  23. Iskow RC, McCabe MT, Mills RE, Torene S, Pittard WS, Neuwald AF, et al: Natural mutagenesis of human genomes by endogenous retrotransposons. Cell. 2010, 141: 1253-1261. 10.1016/j.cell.2010.05.020.PubMedPubMed CentralView ArticleGoogle Scholar
  24. Huang CR, Schneider AM, Lu Y, Niranjan T, Shen P, Robinson MA, et al: Mobile interspersed repeats are major structural variants in the human genome. Cell. 2010, 141: 1171-1182. 10.1016/j.cell.2010.05.026.PubMedPubMed CentralView ArticleGoogle Scholar
  25. Britten RJ: Transposable element insertions have strongly affected human evolution. Proc Natl Acad Sci USA. 2010, 107: 19945-19948. 10.1073/pnas.1014330107.PubMedPubMed CentralView ArticleGoogle Scholar
  26. Lupski JR: Retrotransposition and structural variation in the human genome. Cell. 2010, 141: 1110-1112. 10.1016/j.cell.2010.06.014.PubMedView ArticleGoogle Scholar
  27. Coufal NG, Garcia-Perez JL, Peng GE, Yeo GW, Mu Y, Lovci MT, et al: L1 retrotransposition in human neural progenitor cells. Nature. 2009, 460: 1127-1131. 10.1038/nature08248.PubMedPubMed CentralView ArticleGoogle Scholar
  28. Flavell AJ: Long terminal repeat retrotransposons jump between species. Proc Natl Acad Sci USA. 1999, 96: 12211-12212. 10.1073/pnas.96.22.12211.PubMedPubMed CentralView ArticleGoogle Scholar
  29. Jordan IK, Matyunina LV, McDonald JF: Evidence for the recent horizontal transfer of long terminal repeat retrotransposon.

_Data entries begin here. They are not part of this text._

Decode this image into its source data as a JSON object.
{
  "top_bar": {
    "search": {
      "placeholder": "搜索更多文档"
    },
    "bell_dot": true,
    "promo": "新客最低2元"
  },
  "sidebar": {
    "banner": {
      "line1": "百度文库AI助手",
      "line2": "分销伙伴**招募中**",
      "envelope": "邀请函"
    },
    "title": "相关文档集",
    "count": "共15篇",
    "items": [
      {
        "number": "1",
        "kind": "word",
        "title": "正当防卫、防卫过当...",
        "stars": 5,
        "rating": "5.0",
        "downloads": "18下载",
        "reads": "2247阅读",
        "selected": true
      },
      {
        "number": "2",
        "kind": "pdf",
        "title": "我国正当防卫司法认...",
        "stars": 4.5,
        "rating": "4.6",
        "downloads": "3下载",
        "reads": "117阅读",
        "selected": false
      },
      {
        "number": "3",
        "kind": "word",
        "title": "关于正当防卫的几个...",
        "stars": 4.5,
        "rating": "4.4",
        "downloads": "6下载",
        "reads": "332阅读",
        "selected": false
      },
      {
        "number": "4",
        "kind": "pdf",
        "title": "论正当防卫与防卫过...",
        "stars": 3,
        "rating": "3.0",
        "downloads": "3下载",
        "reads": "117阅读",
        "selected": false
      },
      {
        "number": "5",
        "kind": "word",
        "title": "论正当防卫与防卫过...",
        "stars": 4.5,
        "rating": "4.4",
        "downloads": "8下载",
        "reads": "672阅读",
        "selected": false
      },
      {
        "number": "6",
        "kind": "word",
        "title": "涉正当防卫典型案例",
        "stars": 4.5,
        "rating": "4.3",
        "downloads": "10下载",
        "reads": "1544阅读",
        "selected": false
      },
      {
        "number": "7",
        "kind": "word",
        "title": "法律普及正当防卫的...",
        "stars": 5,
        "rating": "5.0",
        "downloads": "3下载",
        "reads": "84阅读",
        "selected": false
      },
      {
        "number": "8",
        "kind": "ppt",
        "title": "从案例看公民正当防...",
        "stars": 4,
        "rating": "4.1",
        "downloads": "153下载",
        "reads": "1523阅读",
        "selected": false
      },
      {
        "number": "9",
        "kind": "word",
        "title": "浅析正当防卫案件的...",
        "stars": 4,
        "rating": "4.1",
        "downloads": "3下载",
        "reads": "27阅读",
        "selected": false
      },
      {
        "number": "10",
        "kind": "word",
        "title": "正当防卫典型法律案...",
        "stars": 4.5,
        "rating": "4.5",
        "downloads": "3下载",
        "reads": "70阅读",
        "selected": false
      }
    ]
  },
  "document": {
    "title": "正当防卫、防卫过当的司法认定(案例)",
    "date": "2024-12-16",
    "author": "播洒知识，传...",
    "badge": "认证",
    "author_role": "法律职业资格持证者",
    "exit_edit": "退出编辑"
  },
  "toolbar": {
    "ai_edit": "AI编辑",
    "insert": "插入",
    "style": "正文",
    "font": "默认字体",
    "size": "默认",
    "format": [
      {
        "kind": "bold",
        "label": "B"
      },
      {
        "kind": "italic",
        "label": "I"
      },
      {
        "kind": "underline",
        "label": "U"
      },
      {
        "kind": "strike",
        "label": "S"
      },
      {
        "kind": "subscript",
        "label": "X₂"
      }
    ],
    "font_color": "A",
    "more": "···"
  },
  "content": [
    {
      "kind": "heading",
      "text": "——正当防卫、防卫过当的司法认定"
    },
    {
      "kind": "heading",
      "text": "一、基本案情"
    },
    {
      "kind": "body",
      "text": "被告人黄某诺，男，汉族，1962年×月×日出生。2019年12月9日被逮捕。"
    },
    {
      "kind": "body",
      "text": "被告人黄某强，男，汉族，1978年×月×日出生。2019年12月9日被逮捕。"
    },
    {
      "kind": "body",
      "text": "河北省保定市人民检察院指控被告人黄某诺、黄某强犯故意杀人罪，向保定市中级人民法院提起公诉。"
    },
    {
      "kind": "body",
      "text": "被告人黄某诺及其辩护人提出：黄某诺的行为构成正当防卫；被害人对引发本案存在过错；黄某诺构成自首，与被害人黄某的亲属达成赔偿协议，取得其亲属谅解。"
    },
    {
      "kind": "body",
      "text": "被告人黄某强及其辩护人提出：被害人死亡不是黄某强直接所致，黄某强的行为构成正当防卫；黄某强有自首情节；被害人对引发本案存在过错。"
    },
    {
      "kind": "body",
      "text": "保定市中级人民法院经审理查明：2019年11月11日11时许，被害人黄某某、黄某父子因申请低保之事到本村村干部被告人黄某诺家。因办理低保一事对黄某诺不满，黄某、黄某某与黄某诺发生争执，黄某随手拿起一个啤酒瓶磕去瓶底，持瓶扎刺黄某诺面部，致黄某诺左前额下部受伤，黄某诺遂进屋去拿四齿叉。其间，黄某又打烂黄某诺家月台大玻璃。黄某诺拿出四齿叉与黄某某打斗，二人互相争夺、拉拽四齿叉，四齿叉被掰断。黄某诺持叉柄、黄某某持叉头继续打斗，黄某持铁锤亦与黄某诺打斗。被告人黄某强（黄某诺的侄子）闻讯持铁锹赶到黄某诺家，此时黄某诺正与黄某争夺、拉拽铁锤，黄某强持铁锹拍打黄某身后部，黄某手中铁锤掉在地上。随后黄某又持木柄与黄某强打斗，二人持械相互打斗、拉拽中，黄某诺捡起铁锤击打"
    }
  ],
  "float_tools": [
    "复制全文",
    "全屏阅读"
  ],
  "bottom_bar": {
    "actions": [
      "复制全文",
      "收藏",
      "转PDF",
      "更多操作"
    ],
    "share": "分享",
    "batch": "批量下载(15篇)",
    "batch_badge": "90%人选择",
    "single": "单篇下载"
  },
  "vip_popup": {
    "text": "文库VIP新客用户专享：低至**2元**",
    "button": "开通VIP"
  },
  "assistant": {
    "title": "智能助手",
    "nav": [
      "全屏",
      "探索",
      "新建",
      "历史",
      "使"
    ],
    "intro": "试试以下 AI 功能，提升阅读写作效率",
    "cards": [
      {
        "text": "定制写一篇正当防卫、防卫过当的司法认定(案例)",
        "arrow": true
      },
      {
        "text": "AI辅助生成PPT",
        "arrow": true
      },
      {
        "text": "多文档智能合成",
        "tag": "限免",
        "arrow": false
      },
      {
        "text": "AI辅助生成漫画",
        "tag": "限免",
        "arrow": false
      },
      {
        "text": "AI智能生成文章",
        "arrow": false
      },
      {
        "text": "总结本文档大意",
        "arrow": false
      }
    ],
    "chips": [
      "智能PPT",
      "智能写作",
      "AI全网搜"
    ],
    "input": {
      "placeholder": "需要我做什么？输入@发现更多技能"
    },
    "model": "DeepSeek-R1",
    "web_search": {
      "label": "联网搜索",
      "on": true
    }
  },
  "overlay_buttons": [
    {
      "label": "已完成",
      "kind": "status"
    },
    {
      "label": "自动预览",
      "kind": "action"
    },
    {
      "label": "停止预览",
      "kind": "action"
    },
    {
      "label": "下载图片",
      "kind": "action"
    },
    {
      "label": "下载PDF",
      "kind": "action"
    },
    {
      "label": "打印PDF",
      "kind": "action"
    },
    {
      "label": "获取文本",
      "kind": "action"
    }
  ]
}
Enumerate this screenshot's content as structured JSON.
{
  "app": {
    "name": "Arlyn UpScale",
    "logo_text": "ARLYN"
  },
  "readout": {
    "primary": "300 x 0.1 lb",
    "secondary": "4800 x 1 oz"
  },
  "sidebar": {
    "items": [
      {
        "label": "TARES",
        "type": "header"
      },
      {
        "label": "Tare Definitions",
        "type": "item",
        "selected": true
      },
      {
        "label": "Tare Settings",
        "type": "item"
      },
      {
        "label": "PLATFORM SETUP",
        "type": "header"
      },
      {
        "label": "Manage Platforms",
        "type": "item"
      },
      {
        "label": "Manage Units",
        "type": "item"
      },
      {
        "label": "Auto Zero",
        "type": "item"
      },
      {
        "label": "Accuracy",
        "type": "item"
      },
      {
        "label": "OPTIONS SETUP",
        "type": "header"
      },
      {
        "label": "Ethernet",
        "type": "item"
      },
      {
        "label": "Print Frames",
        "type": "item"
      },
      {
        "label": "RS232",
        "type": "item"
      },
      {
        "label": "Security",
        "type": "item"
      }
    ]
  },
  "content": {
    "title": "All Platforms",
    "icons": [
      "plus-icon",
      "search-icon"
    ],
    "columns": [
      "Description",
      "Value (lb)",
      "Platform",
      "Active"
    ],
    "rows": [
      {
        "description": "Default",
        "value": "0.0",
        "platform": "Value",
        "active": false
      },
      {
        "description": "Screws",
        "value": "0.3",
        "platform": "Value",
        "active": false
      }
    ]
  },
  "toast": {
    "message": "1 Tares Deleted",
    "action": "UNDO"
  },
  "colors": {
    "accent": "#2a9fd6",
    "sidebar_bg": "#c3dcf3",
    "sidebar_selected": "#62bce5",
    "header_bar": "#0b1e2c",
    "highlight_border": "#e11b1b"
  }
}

Proc Natl Acad Sci USA. 1999, 96: 12621-12625. 10.1073/pnas.96.22.12621.PubMedPubMed CentralView ArticleGoogle Scholar
  30. Goff SP: Genetics of retroviral integration. Annu Rev Genet. 1992, 26: 527-544. 10.1146/annurev.ge.26.120192.002523.PubMedView ArticleGoogle Scholar

Copyright

© Svoboda; licensee BioMed Central Ltd. 2011

This article is published under license to BioMed Central Ltd. This is an Open Access article distributed under the terms of the Creative Commons Attribution License (http://creativecommons.org/licenses/by/2.0), which permits unrestricted use, distribution, and reproduction in any medium, provided the original work is properly cited.